Subject: NC_008570:3220539 Aeromonas hydrophila subsp. hydrophila ATCC 7966, complete genome

Lineage: Aeromonas hydrophila; Aeromonas; Aeromonadaceae; Aeromonadales; Proteobacteria; Bacteria

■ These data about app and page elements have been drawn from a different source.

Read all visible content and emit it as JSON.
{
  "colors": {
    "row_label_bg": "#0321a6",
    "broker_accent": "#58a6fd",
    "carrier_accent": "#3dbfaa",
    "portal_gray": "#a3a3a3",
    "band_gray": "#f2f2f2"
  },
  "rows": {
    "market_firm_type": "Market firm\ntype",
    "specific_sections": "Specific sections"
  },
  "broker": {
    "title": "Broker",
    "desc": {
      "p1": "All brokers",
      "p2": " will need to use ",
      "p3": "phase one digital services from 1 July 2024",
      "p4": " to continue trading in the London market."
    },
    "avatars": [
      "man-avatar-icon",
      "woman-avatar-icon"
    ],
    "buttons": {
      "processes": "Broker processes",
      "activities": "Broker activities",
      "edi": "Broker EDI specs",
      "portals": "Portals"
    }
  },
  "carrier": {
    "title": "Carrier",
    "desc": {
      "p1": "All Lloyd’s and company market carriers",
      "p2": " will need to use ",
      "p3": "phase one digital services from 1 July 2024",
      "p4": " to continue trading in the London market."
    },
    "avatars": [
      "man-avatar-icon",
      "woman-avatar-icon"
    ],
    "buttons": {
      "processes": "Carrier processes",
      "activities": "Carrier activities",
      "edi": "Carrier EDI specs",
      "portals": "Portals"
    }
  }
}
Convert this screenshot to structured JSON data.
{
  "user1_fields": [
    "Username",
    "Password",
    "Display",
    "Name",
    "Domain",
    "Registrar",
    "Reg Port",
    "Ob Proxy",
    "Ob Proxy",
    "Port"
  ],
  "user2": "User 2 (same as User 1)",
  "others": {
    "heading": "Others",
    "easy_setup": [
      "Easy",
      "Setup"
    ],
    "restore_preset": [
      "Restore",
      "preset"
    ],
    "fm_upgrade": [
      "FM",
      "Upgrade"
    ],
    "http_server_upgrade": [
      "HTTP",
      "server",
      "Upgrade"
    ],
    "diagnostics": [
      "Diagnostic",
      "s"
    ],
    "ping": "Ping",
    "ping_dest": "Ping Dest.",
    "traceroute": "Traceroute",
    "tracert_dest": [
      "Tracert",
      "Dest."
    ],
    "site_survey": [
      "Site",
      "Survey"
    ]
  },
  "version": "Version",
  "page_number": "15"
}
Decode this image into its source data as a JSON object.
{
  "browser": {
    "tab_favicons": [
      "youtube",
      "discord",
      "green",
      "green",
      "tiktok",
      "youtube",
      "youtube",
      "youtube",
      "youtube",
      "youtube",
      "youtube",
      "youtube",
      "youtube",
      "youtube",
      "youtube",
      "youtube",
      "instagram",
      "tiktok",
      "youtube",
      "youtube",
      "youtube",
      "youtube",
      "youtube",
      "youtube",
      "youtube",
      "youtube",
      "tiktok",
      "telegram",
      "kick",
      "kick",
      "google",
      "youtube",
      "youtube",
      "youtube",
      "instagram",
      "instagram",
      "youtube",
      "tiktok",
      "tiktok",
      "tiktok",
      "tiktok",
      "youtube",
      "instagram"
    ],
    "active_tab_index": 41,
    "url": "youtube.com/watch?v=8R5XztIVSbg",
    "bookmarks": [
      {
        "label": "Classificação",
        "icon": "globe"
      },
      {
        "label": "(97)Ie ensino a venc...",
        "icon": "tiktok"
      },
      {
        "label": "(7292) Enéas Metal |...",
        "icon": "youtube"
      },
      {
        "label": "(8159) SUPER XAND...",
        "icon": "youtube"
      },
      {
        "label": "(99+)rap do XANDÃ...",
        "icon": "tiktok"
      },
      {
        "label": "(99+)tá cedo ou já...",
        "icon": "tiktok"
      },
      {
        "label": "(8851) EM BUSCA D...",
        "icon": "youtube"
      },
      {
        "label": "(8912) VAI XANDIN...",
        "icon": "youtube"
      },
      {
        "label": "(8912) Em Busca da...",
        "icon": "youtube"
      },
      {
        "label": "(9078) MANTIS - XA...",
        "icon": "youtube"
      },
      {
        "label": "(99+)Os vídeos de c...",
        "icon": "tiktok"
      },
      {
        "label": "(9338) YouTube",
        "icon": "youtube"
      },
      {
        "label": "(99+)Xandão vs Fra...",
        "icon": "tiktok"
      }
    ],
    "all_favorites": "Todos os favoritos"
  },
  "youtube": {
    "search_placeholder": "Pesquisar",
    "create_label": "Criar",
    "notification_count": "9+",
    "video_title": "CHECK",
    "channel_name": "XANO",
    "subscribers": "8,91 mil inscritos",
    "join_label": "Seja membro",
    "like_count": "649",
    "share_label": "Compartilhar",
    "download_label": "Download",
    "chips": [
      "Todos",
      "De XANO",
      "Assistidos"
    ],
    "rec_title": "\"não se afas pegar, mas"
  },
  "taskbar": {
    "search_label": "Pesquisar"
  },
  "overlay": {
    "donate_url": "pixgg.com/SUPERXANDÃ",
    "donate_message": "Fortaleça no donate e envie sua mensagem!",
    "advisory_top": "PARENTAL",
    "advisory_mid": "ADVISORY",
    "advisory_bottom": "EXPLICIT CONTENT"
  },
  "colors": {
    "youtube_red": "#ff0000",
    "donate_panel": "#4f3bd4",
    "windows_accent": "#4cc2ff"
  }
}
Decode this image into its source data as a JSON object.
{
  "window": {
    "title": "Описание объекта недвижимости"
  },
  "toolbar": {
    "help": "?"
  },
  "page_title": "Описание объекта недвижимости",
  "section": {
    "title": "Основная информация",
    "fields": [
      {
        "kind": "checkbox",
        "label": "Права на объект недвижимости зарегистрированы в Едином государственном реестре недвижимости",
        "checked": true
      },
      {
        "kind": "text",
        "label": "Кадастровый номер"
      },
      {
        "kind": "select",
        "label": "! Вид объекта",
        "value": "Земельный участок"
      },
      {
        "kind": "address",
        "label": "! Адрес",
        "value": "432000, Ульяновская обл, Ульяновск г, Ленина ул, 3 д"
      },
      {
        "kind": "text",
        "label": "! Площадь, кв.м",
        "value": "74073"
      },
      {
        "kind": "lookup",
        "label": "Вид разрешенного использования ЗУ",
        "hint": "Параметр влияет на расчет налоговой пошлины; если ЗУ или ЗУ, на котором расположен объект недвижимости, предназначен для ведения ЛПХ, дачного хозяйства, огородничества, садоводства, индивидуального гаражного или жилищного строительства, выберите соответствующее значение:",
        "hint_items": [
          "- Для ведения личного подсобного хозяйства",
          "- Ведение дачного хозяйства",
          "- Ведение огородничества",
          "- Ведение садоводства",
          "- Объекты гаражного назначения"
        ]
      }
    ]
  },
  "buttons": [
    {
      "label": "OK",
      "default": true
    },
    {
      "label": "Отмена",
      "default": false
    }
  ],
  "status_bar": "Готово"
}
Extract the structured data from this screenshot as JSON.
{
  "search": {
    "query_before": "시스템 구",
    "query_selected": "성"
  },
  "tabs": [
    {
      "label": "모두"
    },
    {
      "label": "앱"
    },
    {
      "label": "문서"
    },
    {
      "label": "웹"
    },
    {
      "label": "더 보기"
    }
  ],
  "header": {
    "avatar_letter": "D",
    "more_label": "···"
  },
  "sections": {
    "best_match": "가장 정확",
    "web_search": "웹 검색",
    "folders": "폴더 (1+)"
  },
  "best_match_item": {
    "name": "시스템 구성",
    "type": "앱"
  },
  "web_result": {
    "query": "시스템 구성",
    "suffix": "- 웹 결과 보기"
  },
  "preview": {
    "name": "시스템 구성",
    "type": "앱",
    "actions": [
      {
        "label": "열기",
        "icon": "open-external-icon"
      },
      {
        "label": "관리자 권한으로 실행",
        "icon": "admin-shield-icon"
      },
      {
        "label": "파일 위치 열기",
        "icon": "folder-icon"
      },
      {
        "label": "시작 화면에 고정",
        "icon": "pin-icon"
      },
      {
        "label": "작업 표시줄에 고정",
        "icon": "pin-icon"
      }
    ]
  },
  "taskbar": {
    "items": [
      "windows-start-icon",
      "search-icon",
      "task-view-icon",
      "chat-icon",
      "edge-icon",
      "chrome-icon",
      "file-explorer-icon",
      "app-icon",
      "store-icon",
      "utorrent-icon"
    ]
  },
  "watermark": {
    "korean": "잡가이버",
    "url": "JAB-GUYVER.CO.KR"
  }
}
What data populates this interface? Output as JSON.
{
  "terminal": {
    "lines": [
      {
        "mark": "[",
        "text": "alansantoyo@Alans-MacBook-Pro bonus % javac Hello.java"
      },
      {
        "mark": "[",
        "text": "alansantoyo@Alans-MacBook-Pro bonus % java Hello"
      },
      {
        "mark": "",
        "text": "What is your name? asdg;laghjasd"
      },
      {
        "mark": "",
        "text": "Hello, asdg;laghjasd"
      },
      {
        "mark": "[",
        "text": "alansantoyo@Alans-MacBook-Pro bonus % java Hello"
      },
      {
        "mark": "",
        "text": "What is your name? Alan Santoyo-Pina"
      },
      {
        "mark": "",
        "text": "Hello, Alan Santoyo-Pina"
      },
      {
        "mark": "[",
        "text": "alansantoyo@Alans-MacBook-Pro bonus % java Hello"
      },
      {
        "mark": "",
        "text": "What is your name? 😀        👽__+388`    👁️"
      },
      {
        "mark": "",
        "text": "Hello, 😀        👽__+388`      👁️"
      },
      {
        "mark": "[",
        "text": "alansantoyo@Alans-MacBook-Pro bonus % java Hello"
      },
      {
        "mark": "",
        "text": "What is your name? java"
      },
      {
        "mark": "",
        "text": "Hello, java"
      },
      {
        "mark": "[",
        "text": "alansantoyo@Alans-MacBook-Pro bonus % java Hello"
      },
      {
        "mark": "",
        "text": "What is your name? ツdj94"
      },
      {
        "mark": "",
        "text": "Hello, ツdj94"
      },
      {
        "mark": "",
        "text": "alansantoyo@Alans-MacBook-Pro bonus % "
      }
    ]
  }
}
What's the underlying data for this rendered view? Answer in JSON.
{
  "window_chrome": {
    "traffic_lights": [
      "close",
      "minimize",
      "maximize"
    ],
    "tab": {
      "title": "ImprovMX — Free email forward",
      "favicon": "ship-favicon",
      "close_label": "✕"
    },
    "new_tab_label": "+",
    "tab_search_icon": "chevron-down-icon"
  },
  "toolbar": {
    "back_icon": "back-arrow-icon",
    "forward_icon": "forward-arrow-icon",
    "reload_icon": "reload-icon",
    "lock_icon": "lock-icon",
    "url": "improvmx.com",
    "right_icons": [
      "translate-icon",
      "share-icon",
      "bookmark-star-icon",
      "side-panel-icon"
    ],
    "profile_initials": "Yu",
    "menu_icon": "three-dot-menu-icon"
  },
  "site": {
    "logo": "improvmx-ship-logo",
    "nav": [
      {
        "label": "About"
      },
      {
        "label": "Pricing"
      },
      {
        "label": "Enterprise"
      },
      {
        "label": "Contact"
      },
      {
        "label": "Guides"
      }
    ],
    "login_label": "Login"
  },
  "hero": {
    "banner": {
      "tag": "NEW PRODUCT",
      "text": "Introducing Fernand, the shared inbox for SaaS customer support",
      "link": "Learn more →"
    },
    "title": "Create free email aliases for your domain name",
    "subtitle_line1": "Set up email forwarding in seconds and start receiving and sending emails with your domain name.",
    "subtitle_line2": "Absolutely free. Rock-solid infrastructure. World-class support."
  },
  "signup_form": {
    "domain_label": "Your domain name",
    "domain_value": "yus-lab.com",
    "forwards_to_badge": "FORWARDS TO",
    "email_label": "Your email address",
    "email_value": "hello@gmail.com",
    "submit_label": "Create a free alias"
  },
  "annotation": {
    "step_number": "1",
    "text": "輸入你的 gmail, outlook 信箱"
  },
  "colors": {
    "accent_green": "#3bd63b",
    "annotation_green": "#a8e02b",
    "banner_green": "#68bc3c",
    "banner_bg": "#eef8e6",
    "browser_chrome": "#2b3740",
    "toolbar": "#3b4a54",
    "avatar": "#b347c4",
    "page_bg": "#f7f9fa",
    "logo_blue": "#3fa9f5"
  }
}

General Information: Isolated from canned milk from the USA. Aquatic organism that can cause foodborne illnesses in humans. This organism is an enviromental bacterium that is often found in aquatic habitats, but can also be found contaminating food products. It causes a variety of diseases in both cold-blooded and warm-blooded organisms. The bacterium is becoming a problematic pathogen in humans, where it causes gastroenteritis and septicemia, mainly due to the development of antibiotic resistance by this organism. One of the major virulence factors is aerolysin, a toxin that is produced and secreted by the cell via a type II secretion apparatus. Other virulence functions include a surface layer which inhibits complement-mediated killing, type IV pili for attachment, and a set of extracellular proteases which can cause tissue damage.